DATA LISTING START
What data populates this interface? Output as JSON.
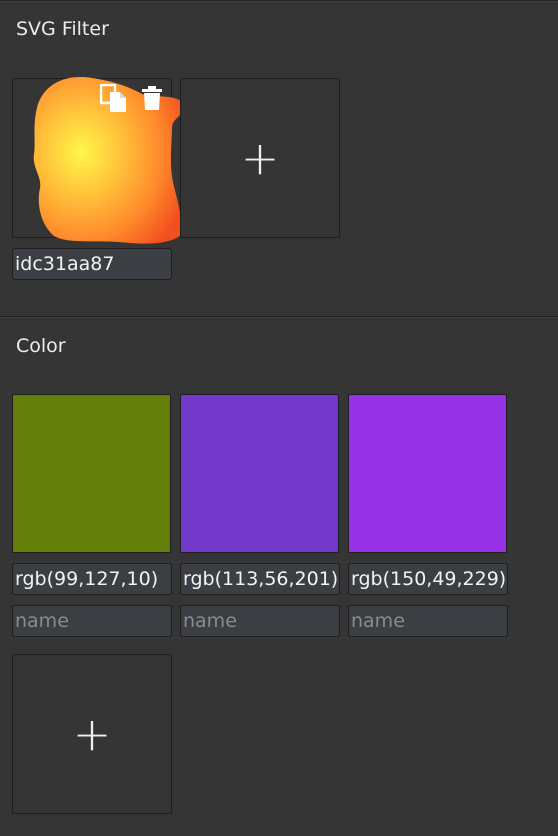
{
  "svg_filter": {
    "title": "SVG Filter",
    "items": [
      {
        "id_value": "idc31aa87",
        "icons": [
          "copy-icon",
          "trash-icon"
        ]
      }
    ],
    "add_label": "+"
  },
  "color": {
    "title": "Color",
    "swatches": [
      {
        "color": "#637f0a",
        "value": "rgb(99,127,10)",
        "name_placeholder": "name"
      },
      {
        "color": "#7138c9",
        "value": "rgb(113,56,201)",
        "name_placeholder": "name"
      },
      {
        "color": "#9631e5",
        "value": "rgb(150,49,229)",
        "name_placeholder": "name"
      }
    ],
    "add_label": "+"
  }
}
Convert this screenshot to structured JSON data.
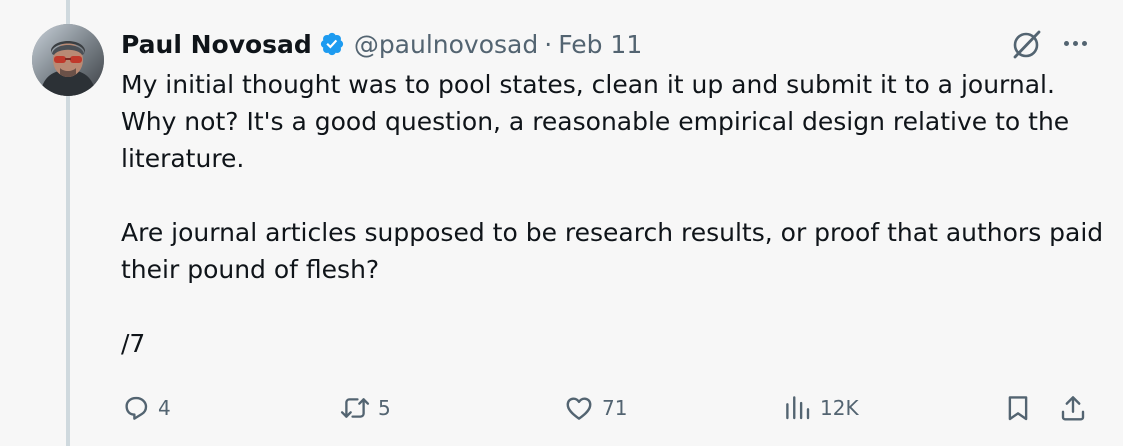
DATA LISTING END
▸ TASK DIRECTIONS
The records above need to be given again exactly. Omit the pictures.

▸ EXERCISE ANSWER
What data populates this interface? Output as JSON.
{
  "svg_filter": {
    "title": "SVG Filter",
    "items": [
      {
        "id_value": "idc31aa87",
        "icons": [
          "copy-icon",
          "trash-icon"
        ]
      }
    ],
    "add_label": "+"
  },
  "color": {
    "title": "Color",
    "swatches": [
      {
        "color": "#637f0a",
        "value": "rgb(99,127,10)",
        "name_placeholder": "name"
      },
      {
        "color": "#7138c9",
        "value": "rgb(113,56,201)",
        "name_placeholder": "name"
      },
      {
        "color": "#9631e5",
        "value": "rgb(150,49,229)",
        "name_placeholder": "name"
      }
    ],
    "add_label": "+"
  }
}
Convert this screenshot to structured JSON data.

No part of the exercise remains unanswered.